__Exercise aim__. Leave out the images and repeat every entry below exactly.

--- START ---

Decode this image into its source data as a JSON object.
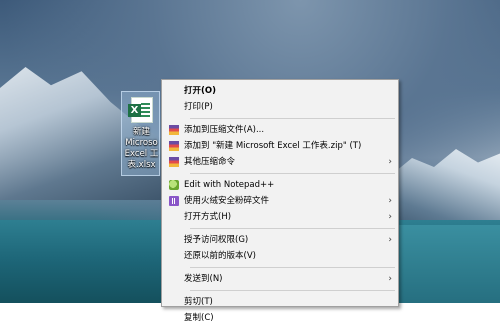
{
  "desktop_icon": {
    "label": "新建\nMicroso\nExcel 工\n表.xlsx"
  },
  "context_menu": {
    "items": [
      {
        "label": "打开(O)",
        "bold": true,
        "icon": "",
        "submenu": false
      },
      {
        "label": "打印(P)",
        "bold": false,
        "icon": "",
        "submenu": false
      },
      {
        "separator": true
      },
      {
        "label": "添加到压缩文件(A)...",
        "icon": "winrar-icon",
        "submenu": false
      },
      {
        "label": "添加到 \"新建 Microsoft Excel 工作表.zip\" (T)",
        "icon": "winrar-icon",
        "submenu": false
      },
      {
        "label": "其他压缩命令",
        "icon": "winrar-icon",
        "submenu": true
      },
      {
        "separator": true
      },
      {
        "label": "Edit with Notepad++",
        "icon": "notepad-plus-plus-icon",
        "submenu": false
      },
      {
        "label": "使用火绒安全粉碎文件",
        "icon": "shredder-icon",
        "submenu": true
      },
      {
        "label": "打开方式(H)",
        "icon": "",
        "submenu": true
      },
      {
        "separator": true
      },
      {
        "label": "授予访问权限(G)",
        "icon": "",
        "submenu": true
      },
      {
        "label": "还原以前的版本(V)",
        "icon": "",
        "submenu": false
      },
      {
        "separator": true
      },
      {
        "label": "发送到(N)",
        "icon": "",
        "submenu": true
      },
      {
        "separator": true
      },
      {
        "label": "剪切(T)",
        "icon": "",
        "submenu": false
      },
      {
        "label": "复制(C)",
        "icon": "",
        "submenu": false
      }
    ]
  },
  "arrow_glyph": "›",
  "excel_letter": "X"
}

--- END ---

__Task solution__.
Decode this image into its source data as a JSON object.
{
  "desktop_icon": {
    "label": "新建\nMicroso\nExcel 工\n表.xlsx"
  },
  "context_menu": {
    "items": [
      {
        "label": "打开(O)",
        "bold": true,
        "icon": "",
        "submenu": false
      },
      {
        "label": "打印(P)",
        "bold": false,
        "icon": "",
        "submenu": false
      },
      {
        "separator": true
      },
      {
        "label": "添加到压缩文件(A)...",
        "icon": "winrar-icon",
        "submenu": false
      },
      {
        "label": "添加到 \"新建 Microsoft Excel 工作表.zip\" (T)",
        "icon": "winrar-icon",
        "submenu": false
      },
      {
        "label": "其他压缩命令",
        "icon": "winrar-icon",
        "submenu": true
      },
      {
        "separator": true
      },
      {
        "label": "Edit with Notepad++",
        "icon": "notepad-plus-plus-icon",
        "submenu": false
      },
      {
        "label": "使用火绒安全粉碎文件",
        "icon": "shredder-icon",
        "submenu": true
      },
      {
        "label": "打开方式(H)",
        "icon": "",
        "submenu": true
      },
      {
        "separator": true
      },
      {
        "label": "授予访问权限(G)",
        "icon": "",
        "submenu": true
      },
      {
        "label": "还原以前的版本(V)",
        "icon": "",
        "submenu": false
      },
      {
        "separator": true
      },
      {
        "label": "发送到(N)",
        "icon": "",
        "submenu": true
      },
      {
        "separator": true
      },
      {
        "label": "剪切(T)",
        "icon": "",
        "submenu": false
      },
      {
        "label": "复制(C)",
        "icon": "",
        "submenu": false
      }
    ]
  },
  "arrow_glyph": "›",
  "excel_letter": "X"
}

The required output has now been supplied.